(Beginning of Entries supplied)
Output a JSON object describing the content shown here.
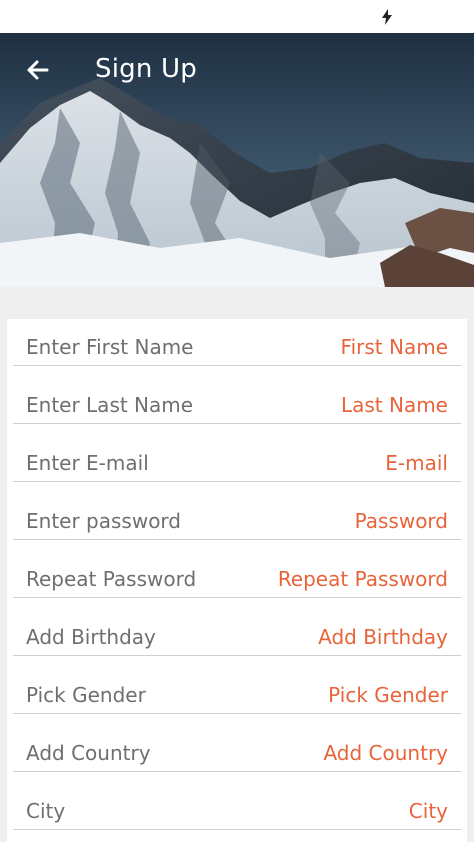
{
  "header": {
    "title": "Sign Up",
    "back_icon": "arrow-left-icon"
  },
  "status_bar": {
    "icon": "charging-bolt-icon"
  },
  "form": {
    "fields": [
      {
        "label": "Enter First Name",
        "value": "First Name"
      },
      {
        "label": "Enter Last Name",
        "value": "Last Name"
      },
      {
        "label": "Enter E-mail",
        "value": "E-mail"
      },
      {
        "label": "Enter password",
        "value": "Password"
      },
      {
        "label": "Repeat Password",
        "value": "Repeat Password"
      },
      {
        "label": "Add Birthday",
        "value": "Add Birthday"
      },
      {
        "label": "Pick Gender",
        "value": "Pick Gender"
      },
      {
        "label": "Add Country",
        "value": "Add Country"
      },
      {
        "label": "City",
        "value": "City"
      }
    ]
  },
  "colors": {
    "accent": "#e8643a",
    "label": "#6f6f6f",
    "divider": "#cfcfcf",
    "background": "#efefef"
  }
}
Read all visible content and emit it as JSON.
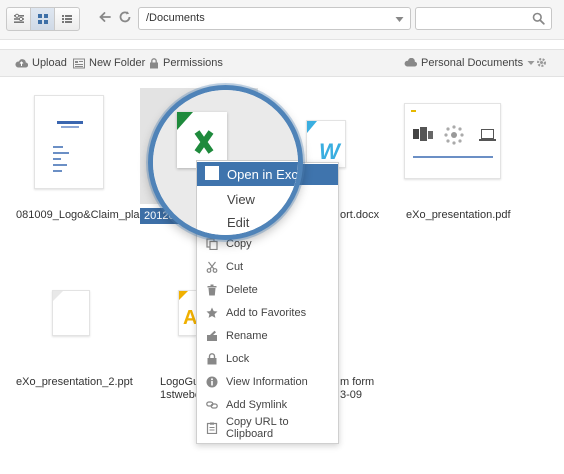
{
  "toolbar": {
    "path": "/Documents",
    "search_value": ""
  },
  "actions": {
    "upload": "Upload",
    "new_folder": "New Folder",
    "permissions": "Permissions",
    "drive": "Personal Documents"
  },
  "files": [
    {
      "name": "081009_Logo&Claim_pla"
    },
    {
      "name": "20120114_"
    },
    {
      "name": "ort.docx"
    },
    {
      "name": "eXo_presentation.pdf"
    },
    {
      "name": "eXo_presentation_2.ppt"
    },
    {
      "name_line1": "LogoGu",
      "name_line2": "1stwebc"
    },
    {
      "name_line1": "m form",
      "name_line2": "3-09"
    }
  ],
  "context_menu": {
    "items": [
      {
        "label": "Open in Excel",
        "icon": "excel-icon"
      },
      {
        "label": "View",
        "icon": "layers-icon"
      },
      {
        "label": "Edit",
        "icon": "edit-icon"
      },
      {
        "label": "Copy",
        "icon": "copy-icon"
      },
      {
        "label": "Cut",
        "icon": "scissors-icon"
      },
      {
        "label": "Delete",
        "icon": "trash-icon"
      },
      {
        "label": "Add to Favorites",
        "icon": "star-icon"
      },
      {
        "label": "Rename",
        "icon": "rename-icon"
      },
      {
        "label": "Lock",
        "icon": "lock-icon"
      },
      {
        "label": "View Information",
        "icon": "info-icon"
      },
      {
        "label": "Add Symlink",
        "icon": "link-icon"
      },
      {
        "label": "Copy URL to Clipboard",
        "icon": "clipboard-icon"
      }
    ]
  },
  "colors": {
    "accent": "#3f74ad",
    "magnifier_ring": "#4f83b8",
    "excel_green": "#1e8a3c"
  }
}
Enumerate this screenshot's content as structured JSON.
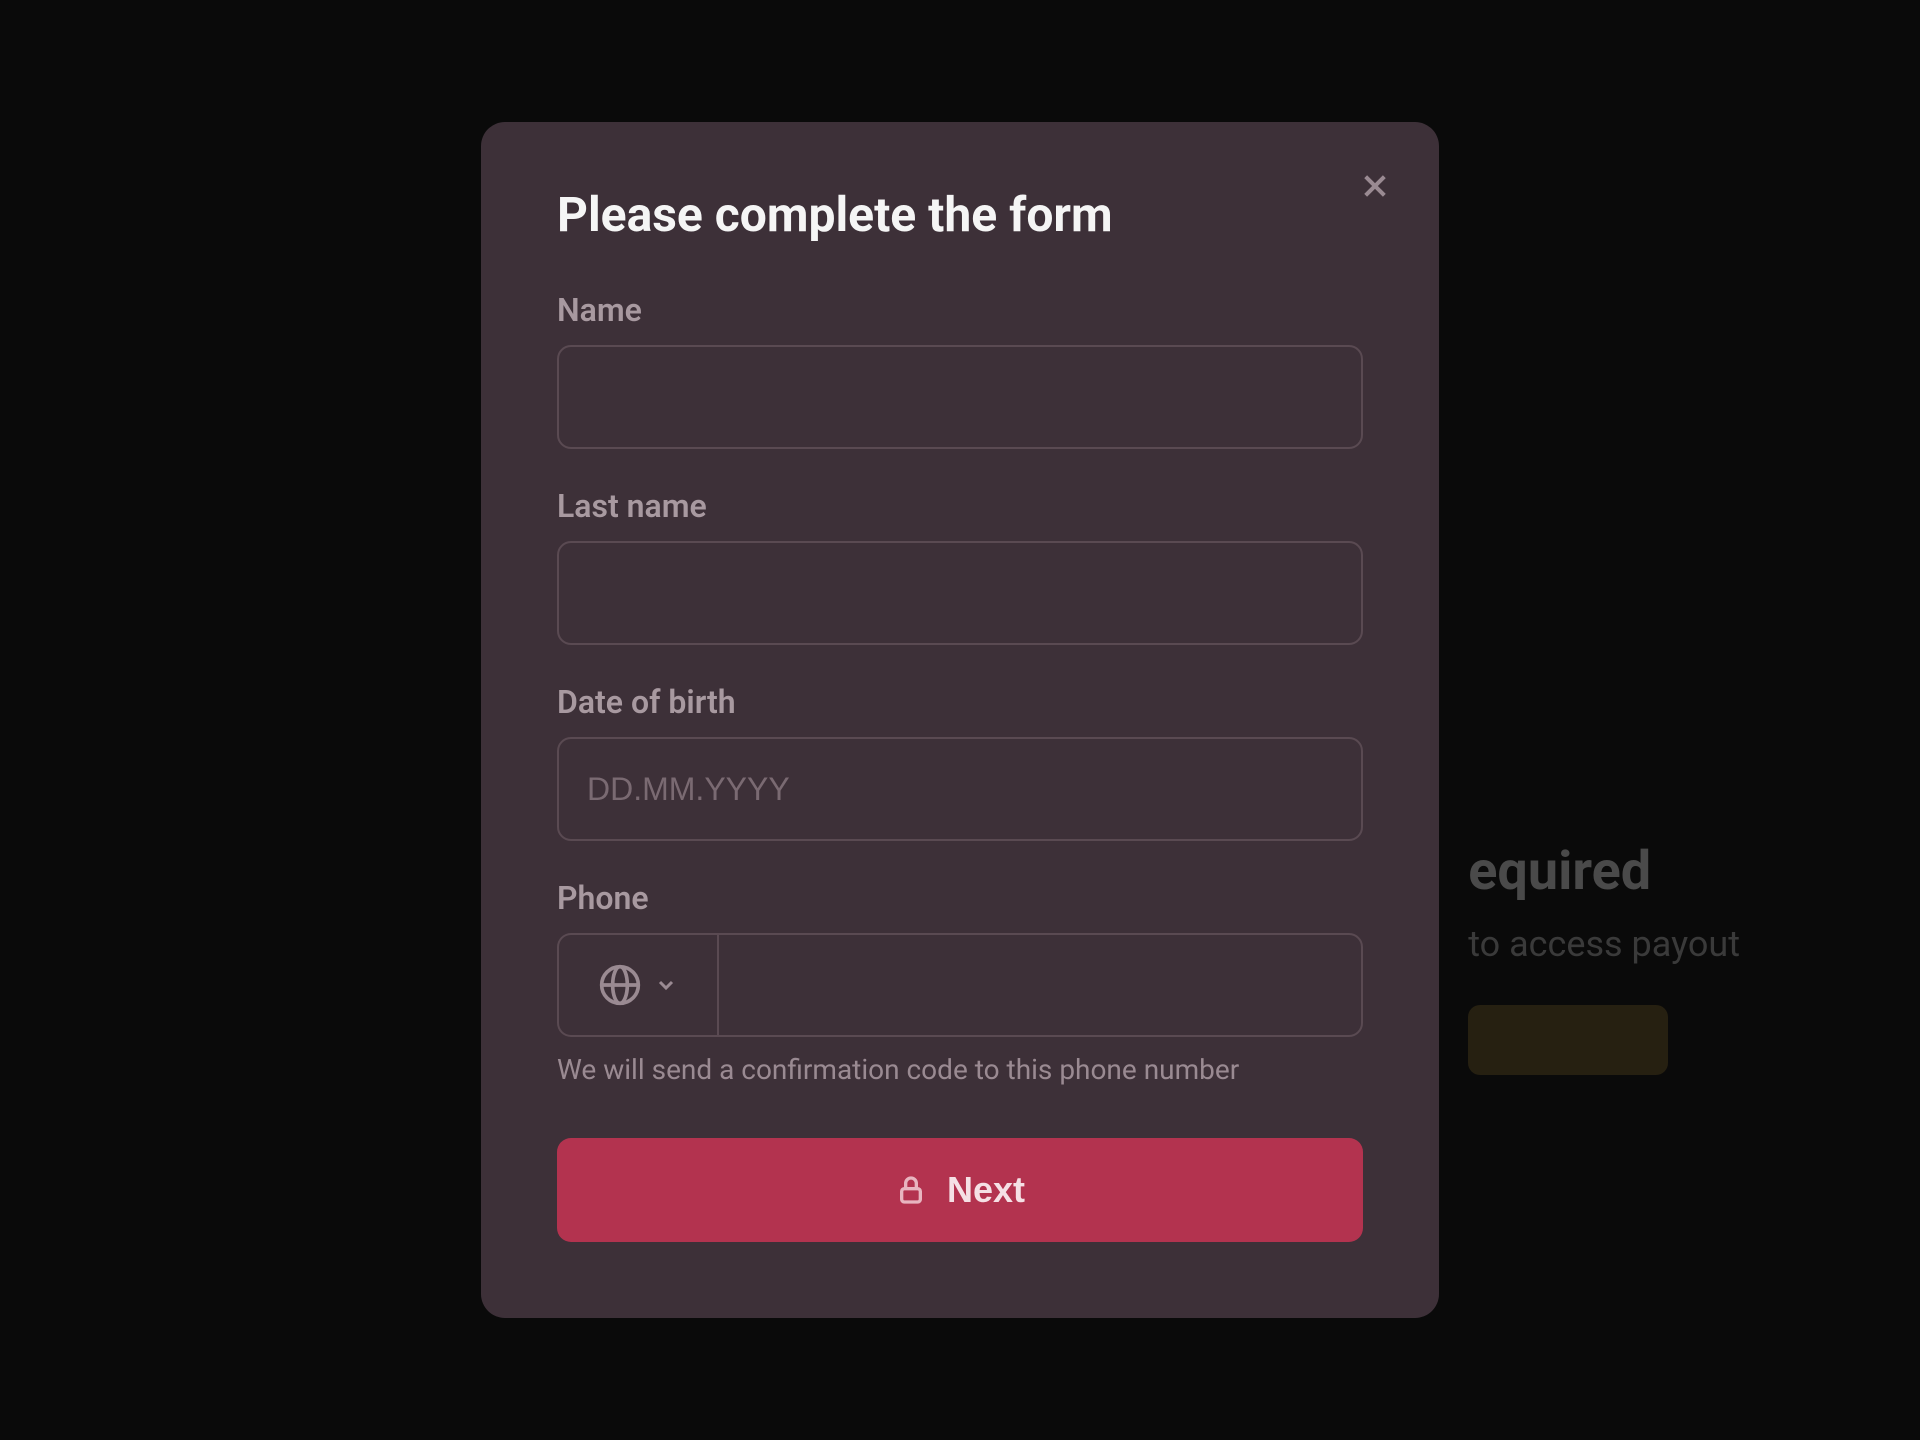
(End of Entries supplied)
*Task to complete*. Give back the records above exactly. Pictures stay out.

*Written response*.
Output a JSON object describing the content shown here.
{
  "header": {
    "title": "Sign Up",
    "back_icon": "arrow-left-icon"
  },
  "status_bar": {
    "icon": "charging-bolt-icon"
  },
  "form": {
    "fields": [
      {
        "label": "Enter First Name",
        "value": "First Name"
      },
      {
        "label": "Enter Last Name",
        "value": "Last Name"
      },
      {
        "label": "Enter E-mail",
        "value": "E-mail"
      },
      {
        "label": "Enter password",
        "value": "Password"
      },
      {
        "label": "Repeat Password",
        "value": "Repeat Password"
      },
      {
        "label": "Add Birthday",
        "value": "Add Birthday"
      },
      {
        "label": "Pick Gender",
        "value": "Pick Gender"
      },
      {
        "label": "Add Country",
        "value": "Add Country"
      },
      {
        "label": "City",
        "value": "City"
      }
    ]
  },
  "colors": {
    "accent": "#e8643a",
    "label": "#6f6f6f",
    "divider": "#cfcfcf",
    "background": "#efefef"
  }
}
Read all visible content and emit it as JSON.
{
  "toolbar": {
    "path": "/Documents",
    "search_value": ""
  },
  "actions": {
    "upload": "Upload",
    "new_folder": "New Folder",
    "permissions": "Permissions",
    "drive": "Personal Documents"
  },
  "files": [
    {
      "name": "081009_Logo&Claim_pla"
    },
    {
      "name": "20120114_"
    },
    {
      "name": "ort.docx"
    },
    {
      "name": "eXo_presentation.pdf"
    },
    {
      "name": "eXo_presentation_2.ppt"
    },
    {
      "name_line1": "LogoGu",
      "name_line2": "1stwebc"
    },
    {
      "name_line1": "m form",
      "name_line2": "3-09"
    }
  ],
  "context_menu": {
    "items": [
      {
        "label": "Open in Excel",
        "icon": "excel-icon"
      },
      {
        "label": "View",
        "icon": "layers-icon"
      },
      {
        "label": "Edit",
        "icon": "edit-icon"
      },
      {
        "label": "Copy",
        "icon": "copy-icon"
      },
      {
        "label": "Cut",
        "icon": "scissors-icon"
      },
      {
        "label": "Delete",
        "icon": "trash-icon"
      },
      {
        "label": "Add to Favorites",
        "icon": "star-icon"
      },
      {
        "label": "Rename",
        "icon": "rename-icon"
      },
      {
        "label": "Lock",
        "icon": "lock-icon"
      },
      {
        "label": "View Information",
        "icon": "info-icon"
      },
      {
        "label": "Add Symlink",
        "icon": "link-icon"
      },
      {
        "label": "Copy URL to Clipboard",
        "icon": "clipboard-icon"
      }
    ]
  },
  "colors": {
    "accent": "#3f74ad",
    "magnifier_ring": "#4f83b8",
    "excel_green": "#1e8a3c"
  }
}
Enumerate this screenshot's content as structured JSON.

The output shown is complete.